REQUIREMENT:
Which lines of the records contain "this"? Collect every one of them.

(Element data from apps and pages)
::::

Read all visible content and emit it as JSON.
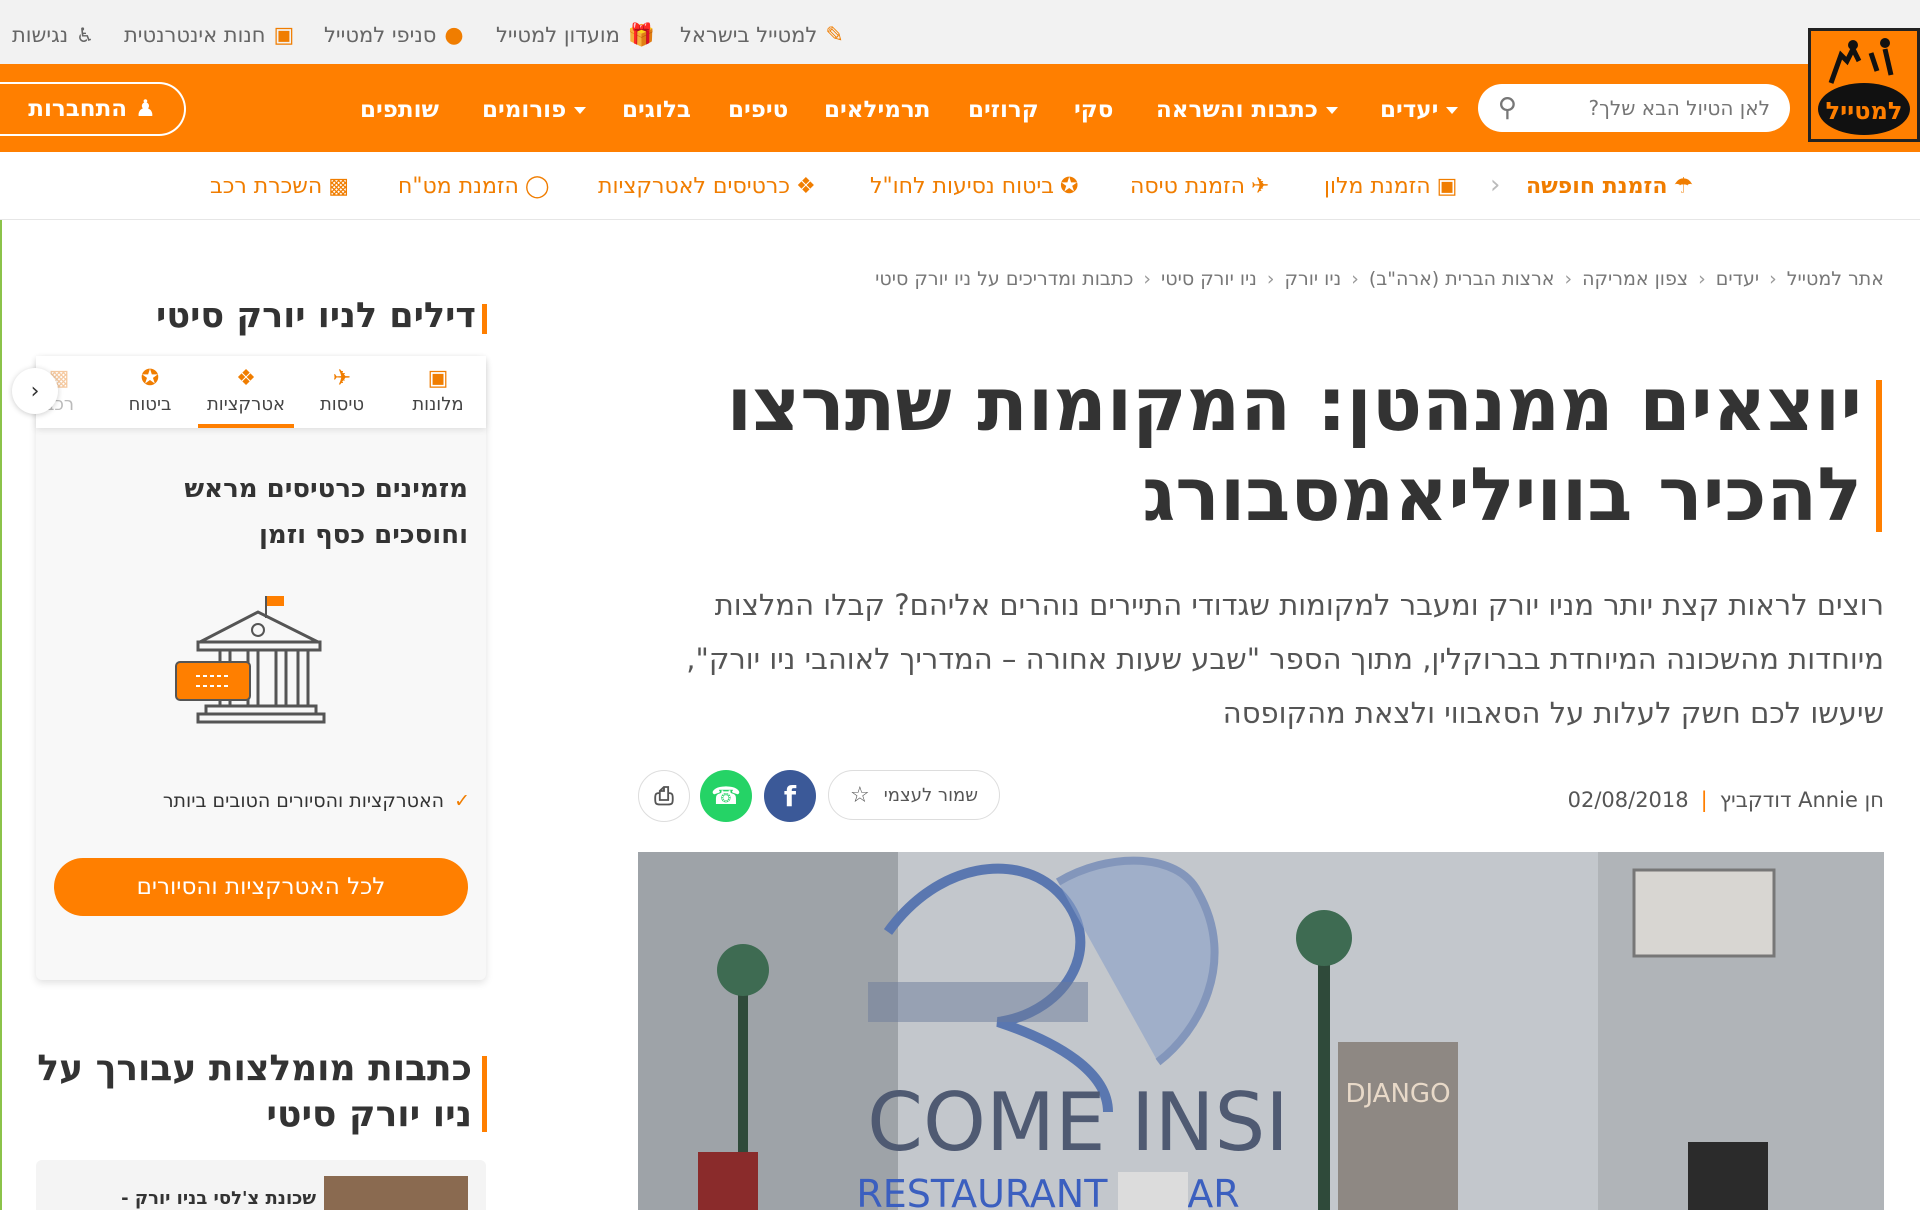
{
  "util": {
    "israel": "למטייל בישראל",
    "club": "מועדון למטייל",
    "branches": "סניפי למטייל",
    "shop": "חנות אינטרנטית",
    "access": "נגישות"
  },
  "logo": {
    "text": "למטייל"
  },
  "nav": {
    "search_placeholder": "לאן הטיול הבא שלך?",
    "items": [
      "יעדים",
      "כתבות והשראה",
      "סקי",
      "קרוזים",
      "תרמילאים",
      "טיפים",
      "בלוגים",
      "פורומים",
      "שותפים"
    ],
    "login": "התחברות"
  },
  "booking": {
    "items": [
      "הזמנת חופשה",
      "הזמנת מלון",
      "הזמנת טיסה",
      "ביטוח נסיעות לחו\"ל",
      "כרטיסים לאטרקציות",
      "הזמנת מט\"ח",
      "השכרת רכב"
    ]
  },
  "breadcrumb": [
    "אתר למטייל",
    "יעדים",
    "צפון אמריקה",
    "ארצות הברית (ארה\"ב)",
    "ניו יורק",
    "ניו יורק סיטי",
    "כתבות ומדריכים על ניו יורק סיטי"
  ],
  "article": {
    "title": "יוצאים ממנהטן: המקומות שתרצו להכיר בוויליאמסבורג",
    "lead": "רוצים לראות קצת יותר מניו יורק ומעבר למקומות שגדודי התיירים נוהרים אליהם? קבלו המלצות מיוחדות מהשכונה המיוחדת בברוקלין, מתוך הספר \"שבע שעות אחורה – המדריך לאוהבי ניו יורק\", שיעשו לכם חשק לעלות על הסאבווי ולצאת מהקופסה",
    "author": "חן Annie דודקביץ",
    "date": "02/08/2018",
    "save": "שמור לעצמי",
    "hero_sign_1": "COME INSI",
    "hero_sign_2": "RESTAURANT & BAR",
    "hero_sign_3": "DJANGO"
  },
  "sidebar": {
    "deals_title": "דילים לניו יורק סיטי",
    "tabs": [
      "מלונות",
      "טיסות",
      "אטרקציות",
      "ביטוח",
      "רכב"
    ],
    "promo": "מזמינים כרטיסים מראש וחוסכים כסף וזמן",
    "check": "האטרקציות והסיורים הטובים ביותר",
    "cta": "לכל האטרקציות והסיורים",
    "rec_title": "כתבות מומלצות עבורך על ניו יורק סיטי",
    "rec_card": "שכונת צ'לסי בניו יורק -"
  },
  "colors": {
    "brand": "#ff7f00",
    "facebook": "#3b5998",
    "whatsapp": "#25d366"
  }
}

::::

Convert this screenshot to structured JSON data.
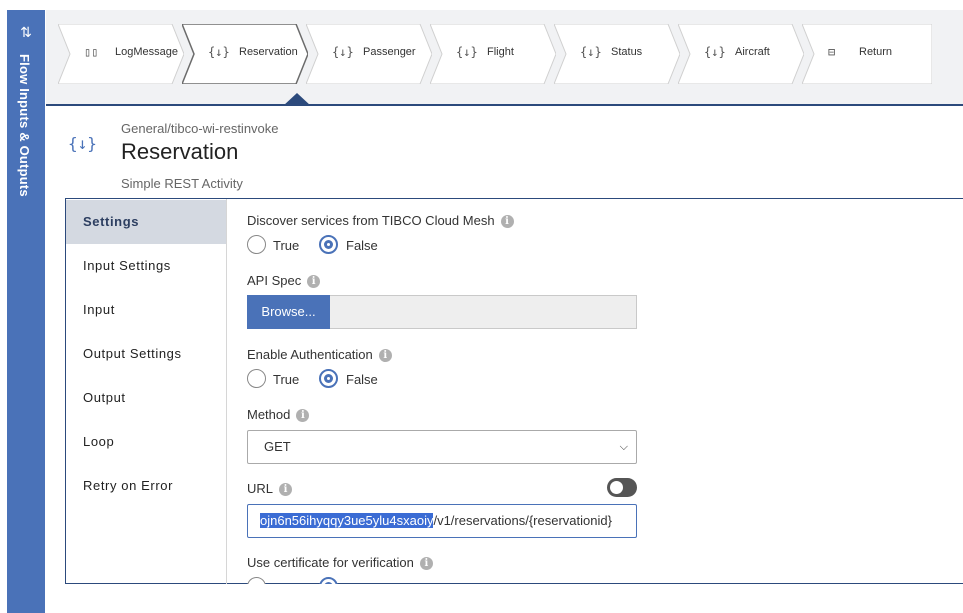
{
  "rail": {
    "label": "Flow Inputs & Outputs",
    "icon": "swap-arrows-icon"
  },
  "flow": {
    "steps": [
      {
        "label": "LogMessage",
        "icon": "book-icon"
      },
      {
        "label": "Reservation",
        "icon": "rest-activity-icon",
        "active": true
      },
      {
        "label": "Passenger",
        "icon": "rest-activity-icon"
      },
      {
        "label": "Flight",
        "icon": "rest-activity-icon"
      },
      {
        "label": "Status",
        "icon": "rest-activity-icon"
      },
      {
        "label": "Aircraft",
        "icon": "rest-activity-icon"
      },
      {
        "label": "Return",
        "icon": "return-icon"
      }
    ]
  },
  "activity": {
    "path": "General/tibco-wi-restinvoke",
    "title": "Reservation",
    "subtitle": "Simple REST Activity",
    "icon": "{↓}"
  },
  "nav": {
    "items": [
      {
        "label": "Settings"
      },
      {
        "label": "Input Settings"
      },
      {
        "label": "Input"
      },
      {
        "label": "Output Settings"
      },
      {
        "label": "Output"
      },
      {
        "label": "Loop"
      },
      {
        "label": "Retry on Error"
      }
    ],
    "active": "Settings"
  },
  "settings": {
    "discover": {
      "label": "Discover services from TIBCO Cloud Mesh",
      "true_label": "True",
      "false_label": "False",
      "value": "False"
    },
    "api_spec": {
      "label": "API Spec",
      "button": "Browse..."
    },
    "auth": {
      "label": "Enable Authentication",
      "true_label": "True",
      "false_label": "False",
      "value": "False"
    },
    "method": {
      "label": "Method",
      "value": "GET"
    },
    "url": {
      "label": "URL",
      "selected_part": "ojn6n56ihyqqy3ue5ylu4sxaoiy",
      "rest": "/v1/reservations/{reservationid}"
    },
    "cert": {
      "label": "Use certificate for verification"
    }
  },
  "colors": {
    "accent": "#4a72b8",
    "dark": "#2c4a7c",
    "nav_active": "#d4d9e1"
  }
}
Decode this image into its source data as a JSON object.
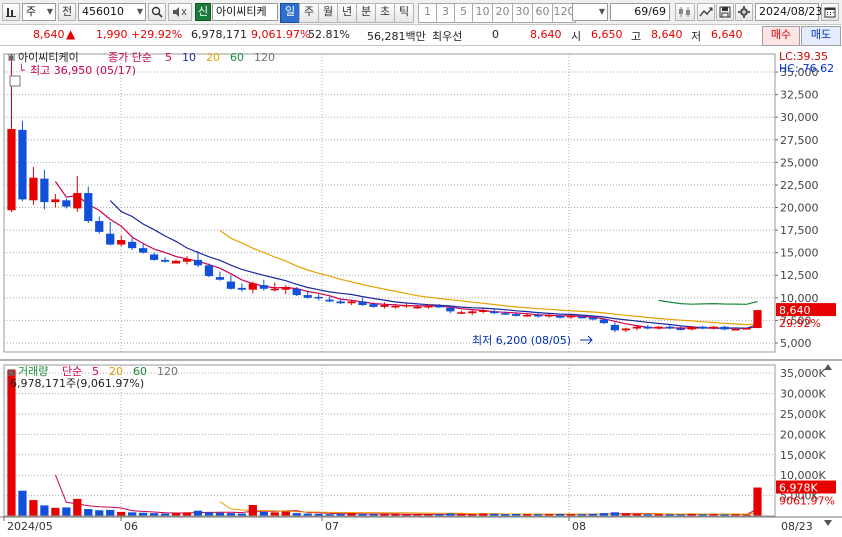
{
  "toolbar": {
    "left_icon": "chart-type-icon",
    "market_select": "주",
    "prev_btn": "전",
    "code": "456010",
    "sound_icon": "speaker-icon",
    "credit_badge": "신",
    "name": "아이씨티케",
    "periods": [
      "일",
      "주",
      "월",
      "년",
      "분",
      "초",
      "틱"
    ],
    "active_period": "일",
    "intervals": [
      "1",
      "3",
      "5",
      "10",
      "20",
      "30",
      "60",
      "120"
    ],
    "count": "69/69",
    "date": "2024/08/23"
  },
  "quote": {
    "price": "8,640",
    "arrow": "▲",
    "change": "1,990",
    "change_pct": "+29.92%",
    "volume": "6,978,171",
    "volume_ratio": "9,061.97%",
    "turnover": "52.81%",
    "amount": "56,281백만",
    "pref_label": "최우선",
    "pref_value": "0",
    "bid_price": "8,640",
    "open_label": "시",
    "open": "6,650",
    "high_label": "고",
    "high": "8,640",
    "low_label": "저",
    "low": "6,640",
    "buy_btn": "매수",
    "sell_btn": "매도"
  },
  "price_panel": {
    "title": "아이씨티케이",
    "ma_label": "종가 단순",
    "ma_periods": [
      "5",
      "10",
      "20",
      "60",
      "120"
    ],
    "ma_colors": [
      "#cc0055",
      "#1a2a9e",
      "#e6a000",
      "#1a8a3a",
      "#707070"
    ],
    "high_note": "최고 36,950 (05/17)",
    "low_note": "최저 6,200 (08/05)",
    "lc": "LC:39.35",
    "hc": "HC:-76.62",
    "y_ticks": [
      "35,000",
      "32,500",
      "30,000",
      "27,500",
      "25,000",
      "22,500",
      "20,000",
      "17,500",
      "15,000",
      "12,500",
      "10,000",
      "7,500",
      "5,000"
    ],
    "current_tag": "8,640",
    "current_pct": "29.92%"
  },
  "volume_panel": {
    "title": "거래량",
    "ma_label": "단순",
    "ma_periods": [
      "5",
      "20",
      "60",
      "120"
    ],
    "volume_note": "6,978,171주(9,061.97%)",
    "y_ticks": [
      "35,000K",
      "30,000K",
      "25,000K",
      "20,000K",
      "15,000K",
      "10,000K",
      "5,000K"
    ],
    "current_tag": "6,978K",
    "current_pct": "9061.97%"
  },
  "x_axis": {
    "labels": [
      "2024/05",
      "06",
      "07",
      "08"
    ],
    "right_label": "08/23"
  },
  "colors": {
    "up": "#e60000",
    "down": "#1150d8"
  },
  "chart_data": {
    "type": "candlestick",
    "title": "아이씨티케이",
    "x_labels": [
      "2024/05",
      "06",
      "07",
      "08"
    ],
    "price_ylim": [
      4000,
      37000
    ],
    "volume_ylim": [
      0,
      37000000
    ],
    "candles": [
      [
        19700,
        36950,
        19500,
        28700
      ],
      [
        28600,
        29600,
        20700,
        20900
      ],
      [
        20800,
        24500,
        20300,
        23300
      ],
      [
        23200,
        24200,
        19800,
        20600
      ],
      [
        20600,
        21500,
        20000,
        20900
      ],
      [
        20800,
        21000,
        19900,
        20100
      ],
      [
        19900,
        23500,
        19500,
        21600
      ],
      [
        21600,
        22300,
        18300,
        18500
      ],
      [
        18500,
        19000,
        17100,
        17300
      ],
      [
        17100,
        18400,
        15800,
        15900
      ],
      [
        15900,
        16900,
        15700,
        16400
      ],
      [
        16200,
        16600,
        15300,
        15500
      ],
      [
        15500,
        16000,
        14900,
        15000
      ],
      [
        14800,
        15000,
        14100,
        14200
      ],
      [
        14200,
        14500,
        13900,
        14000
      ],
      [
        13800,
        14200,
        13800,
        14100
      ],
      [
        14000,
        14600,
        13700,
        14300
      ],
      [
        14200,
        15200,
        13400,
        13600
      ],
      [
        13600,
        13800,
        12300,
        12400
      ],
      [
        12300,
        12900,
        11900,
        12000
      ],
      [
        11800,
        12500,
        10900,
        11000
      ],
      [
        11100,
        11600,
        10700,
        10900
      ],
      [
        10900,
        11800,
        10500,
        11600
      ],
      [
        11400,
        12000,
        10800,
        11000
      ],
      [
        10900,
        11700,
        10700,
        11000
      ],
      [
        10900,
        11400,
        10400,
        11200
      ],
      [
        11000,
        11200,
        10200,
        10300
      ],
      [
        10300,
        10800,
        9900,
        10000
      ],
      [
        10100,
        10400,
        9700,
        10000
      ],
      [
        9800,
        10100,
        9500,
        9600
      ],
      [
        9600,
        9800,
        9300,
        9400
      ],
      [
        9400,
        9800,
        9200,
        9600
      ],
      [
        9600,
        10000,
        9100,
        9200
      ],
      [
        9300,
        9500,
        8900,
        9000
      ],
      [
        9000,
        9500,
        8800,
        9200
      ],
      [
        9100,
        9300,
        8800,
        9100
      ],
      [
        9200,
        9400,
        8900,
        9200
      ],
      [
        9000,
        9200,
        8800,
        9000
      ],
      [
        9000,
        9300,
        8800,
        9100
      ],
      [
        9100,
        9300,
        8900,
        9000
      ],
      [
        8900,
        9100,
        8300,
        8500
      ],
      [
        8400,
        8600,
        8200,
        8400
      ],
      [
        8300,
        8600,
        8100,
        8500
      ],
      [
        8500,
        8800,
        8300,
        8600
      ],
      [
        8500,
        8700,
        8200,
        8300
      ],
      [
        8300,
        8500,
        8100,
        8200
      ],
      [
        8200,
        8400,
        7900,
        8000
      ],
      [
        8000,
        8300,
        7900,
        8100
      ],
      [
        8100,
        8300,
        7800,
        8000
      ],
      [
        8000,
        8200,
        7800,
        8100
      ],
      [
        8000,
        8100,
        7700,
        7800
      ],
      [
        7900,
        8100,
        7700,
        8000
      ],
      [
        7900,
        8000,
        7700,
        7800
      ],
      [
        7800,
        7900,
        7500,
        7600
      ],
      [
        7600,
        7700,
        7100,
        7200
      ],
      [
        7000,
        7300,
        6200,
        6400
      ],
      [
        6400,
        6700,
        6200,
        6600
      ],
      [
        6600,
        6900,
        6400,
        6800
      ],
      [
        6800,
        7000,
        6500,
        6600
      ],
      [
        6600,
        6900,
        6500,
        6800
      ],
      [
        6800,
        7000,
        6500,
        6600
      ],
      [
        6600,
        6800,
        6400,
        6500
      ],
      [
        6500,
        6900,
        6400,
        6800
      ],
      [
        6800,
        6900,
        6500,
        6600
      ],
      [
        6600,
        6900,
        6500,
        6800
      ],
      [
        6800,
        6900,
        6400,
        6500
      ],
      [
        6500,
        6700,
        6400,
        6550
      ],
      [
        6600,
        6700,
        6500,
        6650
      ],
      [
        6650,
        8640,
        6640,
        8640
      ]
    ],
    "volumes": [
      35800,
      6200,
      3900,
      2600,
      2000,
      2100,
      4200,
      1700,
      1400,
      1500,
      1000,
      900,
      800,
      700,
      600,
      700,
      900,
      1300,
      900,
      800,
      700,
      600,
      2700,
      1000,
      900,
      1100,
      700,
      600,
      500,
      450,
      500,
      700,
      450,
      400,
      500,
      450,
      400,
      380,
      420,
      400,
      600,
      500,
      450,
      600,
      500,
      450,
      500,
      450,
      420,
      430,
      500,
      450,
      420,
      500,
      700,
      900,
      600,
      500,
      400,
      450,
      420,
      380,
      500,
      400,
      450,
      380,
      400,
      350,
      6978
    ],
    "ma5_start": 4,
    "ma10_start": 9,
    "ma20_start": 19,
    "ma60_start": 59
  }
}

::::

PROBLEM SOLUTION:
Convert this screenshot to structured JSON data.
Decode this image into its source data as a JSON object.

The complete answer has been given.